## EXERCISE MATERIAL
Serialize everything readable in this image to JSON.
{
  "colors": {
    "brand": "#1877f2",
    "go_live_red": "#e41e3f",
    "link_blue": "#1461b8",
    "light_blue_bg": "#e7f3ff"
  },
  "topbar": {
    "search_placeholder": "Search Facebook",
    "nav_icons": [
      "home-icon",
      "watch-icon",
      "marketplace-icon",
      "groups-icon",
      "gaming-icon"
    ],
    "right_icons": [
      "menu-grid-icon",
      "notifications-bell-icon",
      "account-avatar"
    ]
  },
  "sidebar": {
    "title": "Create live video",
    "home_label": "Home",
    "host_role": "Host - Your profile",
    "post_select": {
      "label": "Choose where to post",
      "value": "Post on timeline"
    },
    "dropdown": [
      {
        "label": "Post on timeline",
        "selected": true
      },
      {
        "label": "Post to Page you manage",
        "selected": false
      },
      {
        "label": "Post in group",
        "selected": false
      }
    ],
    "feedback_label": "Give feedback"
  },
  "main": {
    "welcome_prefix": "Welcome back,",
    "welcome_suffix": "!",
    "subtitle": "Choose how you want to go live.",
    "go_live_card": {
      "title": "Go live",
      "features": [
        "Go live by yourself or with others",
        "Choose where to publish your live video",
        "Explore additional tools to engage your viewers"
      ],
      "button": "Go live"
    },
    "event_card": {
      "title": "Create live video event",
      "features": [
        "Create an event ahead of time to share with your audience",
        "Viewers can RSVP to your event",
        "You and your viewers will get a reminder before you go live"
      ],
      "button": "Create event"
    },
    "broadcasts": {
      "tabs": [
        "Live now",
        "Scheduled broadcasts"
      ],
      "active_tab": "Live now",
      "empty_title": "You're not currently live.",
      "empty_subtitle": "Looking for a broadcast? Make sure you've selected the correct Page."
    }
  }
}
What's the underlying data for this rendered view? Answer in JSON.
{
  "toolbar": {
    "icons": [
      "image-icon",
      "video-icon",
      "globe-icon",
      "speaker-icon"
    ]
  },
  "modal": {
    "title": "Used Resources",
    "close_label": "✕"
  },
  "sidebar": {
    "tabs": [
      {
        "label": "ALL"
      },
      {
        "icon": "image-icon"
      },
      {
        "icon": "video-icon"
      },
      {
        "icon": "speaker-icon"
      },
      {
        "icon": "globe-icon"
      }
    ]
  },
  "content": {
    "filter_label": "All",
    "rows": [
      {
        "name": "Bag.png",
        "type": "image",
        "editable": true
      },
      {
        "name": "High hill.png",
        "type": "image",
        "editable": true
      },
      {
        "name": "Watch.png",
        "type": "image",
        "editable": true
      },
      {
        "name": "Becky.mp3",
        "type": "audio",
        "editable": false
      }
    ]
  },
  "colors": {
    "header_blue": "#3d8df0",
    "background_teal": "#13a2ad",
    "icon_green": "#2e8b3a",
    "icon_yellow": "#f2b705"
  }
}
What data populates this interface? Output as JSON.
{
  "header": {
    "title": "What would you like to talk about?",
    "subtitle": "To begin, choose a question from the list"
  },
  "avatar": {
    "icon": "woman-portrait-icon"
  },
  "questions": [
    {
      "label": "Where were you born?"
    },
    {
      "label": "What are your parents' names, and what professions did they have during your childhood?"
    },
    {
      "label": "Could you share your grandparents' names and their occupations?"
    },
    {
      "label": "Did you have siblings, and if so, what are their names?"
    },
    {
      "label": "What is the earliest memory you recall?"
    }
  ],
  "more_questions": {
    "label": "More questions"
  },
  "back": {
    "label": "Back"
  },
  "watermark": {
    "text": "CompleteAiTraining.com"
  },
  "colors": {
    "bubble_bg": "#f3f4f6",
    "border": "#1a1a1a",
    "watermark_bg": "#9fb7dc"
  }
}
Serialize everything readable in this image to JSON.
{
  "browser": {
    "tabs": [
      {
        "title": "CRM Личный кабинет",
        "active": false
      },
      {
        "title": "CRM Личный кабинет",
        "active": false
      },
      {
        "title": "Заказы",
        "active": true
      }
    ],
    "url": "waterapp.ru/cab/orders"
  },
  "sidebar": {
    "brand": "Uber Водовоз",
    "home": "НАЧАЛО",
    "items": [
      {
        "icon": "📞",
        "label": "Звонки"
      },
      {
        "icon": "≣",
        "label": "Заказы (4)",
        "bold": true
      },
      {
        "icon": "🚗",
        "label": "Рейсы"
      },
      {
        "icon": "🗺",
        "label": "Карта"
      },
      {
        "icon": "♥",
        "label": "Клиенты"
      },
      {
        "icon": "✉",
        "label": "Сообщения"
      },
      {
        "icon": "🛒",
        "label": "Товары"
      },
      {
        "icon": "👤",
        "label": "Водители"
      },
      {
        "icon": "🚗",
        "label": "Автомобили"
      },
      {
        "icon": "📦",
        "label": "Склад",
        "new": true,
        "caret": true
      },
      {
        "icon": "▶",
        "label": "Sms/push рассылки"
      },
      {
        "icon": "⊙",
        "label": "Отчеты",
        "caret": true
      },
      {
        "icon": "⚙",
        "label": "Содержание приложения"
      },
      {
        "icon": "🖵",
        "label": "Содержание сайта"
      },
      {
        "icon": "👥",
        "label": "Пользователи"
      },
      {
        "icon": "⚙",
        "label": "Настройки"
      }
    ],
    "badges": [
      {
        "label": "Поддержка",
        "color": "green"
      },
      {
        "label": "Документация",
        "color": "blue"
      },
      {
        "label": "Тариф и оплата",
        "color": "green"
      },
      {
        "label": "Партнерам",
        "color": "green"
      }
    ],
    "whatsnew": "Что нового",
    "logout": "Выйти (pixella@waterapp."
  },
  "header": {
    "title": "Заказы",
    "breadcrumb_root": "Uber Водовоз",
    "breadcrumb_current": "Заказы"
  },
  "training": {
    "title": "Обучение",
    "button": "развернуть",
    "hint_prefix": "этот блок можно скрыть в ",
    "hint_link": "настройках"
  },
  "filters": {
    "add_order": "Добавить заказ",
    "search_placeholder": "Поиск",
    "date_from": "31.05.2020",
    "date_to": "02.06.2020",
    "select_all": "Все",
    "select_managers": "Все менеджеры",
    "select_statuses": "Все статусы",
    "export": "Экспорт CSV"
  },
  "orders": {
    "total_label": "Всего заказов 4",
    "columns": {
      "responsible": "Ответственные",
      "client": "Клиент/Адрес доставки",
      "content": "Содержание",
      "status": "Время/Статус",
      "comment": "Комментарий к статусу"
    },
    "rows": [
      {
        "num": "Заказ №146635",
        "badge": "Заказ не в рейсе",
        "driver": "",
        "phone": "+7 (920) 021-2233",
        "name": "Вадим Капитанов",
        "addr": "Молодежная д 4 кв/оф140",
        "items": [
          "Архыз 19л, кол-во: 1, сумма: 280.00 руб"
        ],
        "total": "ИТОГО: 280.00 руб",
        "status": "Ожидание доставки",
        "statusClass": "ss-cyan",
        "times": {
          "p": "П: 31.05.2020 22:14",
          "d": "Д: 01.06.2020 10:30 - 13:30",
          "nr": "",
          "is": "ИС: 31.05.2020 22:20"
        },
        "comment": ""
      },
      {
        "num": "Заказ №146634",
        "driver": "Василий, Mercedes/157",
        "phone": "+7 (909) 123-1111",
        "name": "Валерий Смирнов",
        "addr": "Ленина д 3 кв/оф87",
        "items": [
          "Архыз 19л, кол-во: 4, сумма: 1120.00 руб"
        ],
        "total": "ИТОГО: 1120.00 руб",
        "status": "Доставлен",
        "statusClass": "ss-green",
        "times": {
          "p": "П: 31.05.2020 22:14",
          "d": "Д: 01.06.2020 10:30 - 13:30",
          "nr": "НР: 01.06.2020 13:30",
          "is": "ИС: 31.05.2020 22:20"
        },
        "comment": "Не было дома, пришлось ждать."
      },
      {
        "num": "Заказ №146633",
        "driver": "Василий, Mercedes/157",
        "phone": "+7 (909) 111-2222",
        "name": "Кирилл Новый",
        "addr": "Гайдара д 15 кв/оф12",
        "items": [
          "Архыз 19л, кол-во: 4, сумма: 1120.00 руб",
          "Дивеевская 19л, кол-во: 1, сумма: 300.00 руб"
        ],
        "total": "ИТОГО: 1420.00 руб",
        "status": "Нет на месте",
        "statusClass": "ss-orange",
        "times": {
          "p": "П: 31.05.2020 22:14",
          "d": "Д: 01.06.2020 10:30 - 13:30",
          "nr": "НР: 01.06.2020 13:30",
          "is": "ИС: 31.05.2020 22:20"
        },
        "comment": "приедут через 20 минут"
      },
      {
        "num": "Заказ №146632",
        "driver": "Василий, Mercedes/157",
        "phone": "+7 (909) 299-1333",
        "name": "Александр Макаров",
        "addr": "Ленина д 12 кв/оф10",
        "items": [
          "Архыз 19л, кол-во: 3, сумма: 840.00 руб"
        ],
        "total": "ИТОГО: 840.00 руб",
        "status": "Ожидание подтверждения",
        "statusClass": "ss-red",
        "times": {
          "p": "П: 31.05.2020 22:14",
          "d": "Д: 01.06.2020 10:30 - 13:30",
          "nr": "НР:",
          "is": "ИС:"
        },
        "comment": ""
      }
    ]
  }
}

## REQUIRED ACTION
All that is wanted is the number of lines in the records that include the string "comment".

## EXERCISE ANSWER
5